From the American Cancer Society
Brittany Peterson, of North Branch, was diagnosed with bladder cancer in 2012, and was one of the youngest people in Minnesota diagnosed with this cancer with no history of risk factors, such as a family history, and no environmental risks or habits, such as smoking. With the support of her husband and parents, Peterson went through six surgeries and several immunotherapies at the University of Minnesota. Since January 2013, she has dropped from being considered high risk to now being a low risk for the return of the cancer. She has to only go through one more precautionary therapy in the next few months
Peterson said she’s feeling great and that her cancer has brought her back to church and she finds her daily walk with God a strong factor in her positive journey with cancer. She is grateful for her family doctor, Jeff Cox, of Allina in North Branch, and the oncology specialists at the University of Minnesota who were knowledgeable and administered the immunotherapy treatments, which consisted of injecting tuberculosis bacteria into her bladder. It is this kind of medical care and research that is supported by funds from the Relay for Life, which has given her more birthdays and hope for the future. She hopes everyone can join in the fight.

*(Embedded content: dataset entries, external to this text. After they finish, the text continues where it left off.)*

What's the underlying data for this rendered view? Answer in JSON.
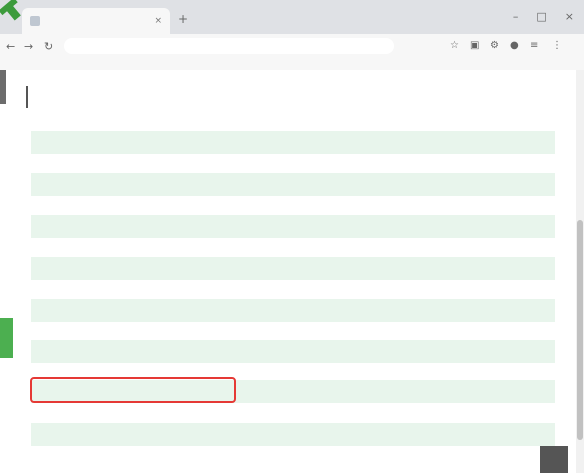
{
  "browser": {
    "tab_title": "",
    "tab_close": "×",
    "new_tab": "+",
    "window_controls": {
      "minimize": "–",
      "maximize": "□",
      "close": "×"
    },
    "nav": {
      "back": "←",
      "forward": "→",
      "reload": "↻"
    },
    "url": "",
    "extensions": [
      "☆",
      "▣",
      "⚙",
      "●",
      "≡",
      "⋮"
    ],
    "bookmarks": [
      "",
      "",
      "",
      ""
    ]
  },
  "page": {
    "section_title": "",
    "items": [
      {
        "label": ""
      },
      {
        "label": ""
      },
      {
        "label": ""
      },
      {
        "label": ""
      },
      {
        "label": ""
      },
      {
        "label": ""
      },
      {
        "label": ""
      },
      {
        "label": ""
      }
    ],
    "highlighted_index": 6,
    "to_top_label": "",
    "colors": {
      "row_bg": "#e8f5ec",
      "highlight_border": "#e53935",
      "indicator_green": "#4caf50"
    }
  }
}
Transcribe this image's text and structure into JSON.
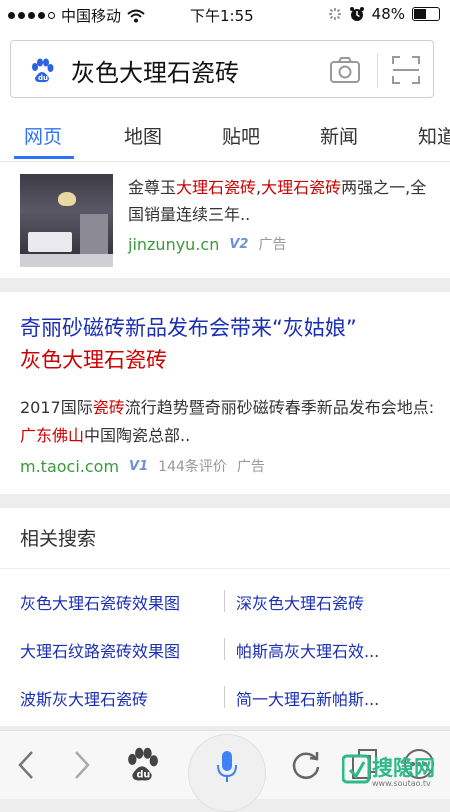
{
  "status_bar": {
    "carrier": "中国移动",
    "time": "下午1:55",
    "battery": "48%"
  },
  "search": {
    "query": "灰色大理石瓷砖"
  },
  "tabs": [
    {
      "label": "网页",
      "active": true
    },
    {
      "label": "地图",
      "active": false
    },
    {
      "label": "贴吧",
      "active": false
    },
    {
      "label": "新闻",
      "active": false
    },
    {
      "label": "知道",
      "active": false
    }
  ],
  "result1": {
    "desc_parts": [
      "金尊玉",
      "大理石瓷砖",
      ",",
      "大理石瓷砖",
      "两强之一,全国销量连续三年.."
    ],
    "domain": "jinzunyu.cn",
    "v_badge": "V2",
    "ad": "广告"
  },
  "result2": {
    "title_line1": "奇丽砂磁砖新品发布会带来“灰姑娘”",
    "title_line2": "灰色大理石瓷砖",
    "desc_a": "2017国际",
    "desc_b": "瓷砖",
    "desc_c": "流行趋势暨奇丽砂磁砖春季新品发布会地点:",
    "desc_d": "广东佛山",
    "desc_e": "中国陶瓷总部..",
    "domain": "m.taoci.com",
    "v_badge": "V1",
    "reviews": "144条评价",
    "ad": "广告"
  },
  "related": {
    "title": "相关搜索",
    "items": [
      "灰色大理石瓷砖效果图",
      "深灰色大理石瓷砖",
      "大理石纹路瓷砖效果图",
      "帕斯高灰大理石效...",
      "波斯灰大理石瓷砖",
      "简一大理石新帕斯..."
    ]
  },
  "watermark": {
    "text": "搜隐网",
    "sub": "www.soutao.tv"
  },
  "colors": {
    "accent": "#3072f6",
    "link": "#1a2fb4",
    "highlight": "#cc0000",
    "url_green": "#3a9a3a"
  }
}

Pat Kennedy, of Lindstrom, is also a survivor of a very fast-growing, painful tumor, which started on the left side of his torso in 2008 and turned out to be non-Hogkins lymphoma cancer. Non-Hodgkin’s lymphoma is a cancer that originates in the lymphatic system, the disease-fighting network spread throughout the body. In non-Hodgkin’s lymphoma, tumors develop from lymphocytes — a type of white blood cell. After six months of chemotherapy, and no surgeries or radiation, Kennedy beat the odds with this cancer.
Kennedy’s determination, his wife, family, faith in his physicians and the knowledgeable care of the oncology nurses at Wyoming Fairview Lakes Clinic are what has helped him walk his journey.
One year ago, unfortunately, his wife was also diagnosed with a very aggressive form of small cell lung cancer and died three weeks later.
But Kennedy is a living example of someone who takes a lemon and turns it into lemonade. Now he volunteers every week in the oncology infusion clinic at Fairview Wyoming, helping others with cancer by talking with them, supporting them and just being there as they, too, walk the cancer journey. Kennedy encourages everyone to trust their doctors, have faith in them and to have belief in the work the American Cancer Society to finish this fight.